Each line in the entries below that contains the word "label" counts once. Report how many there are and nothing more.

-------- EXTRACTED ENTRIES

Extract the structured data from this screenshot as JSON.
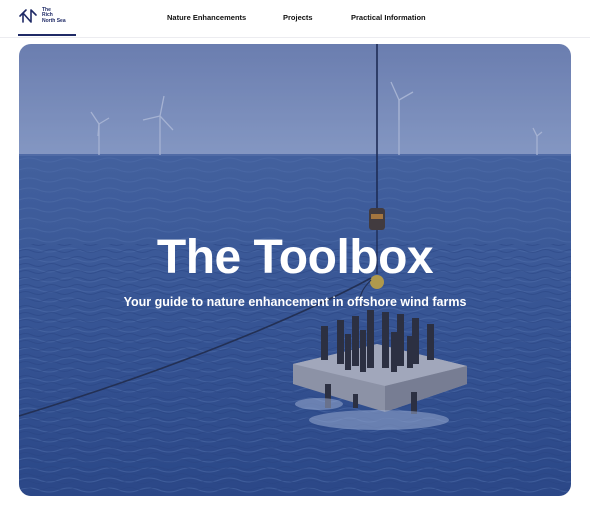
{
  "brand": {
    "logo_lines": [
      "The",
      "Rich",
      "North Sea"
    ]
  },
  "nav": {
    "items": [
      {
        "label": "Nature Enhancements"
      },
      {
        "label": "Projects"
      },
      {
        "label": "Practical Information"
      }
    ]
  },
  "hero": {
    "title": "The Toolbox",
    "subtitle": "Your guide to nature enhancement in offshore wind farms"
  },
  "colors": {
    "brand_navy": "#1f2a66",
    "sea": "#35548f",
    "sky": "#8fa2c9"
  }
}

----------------

EXERCISE SOLUTION:
3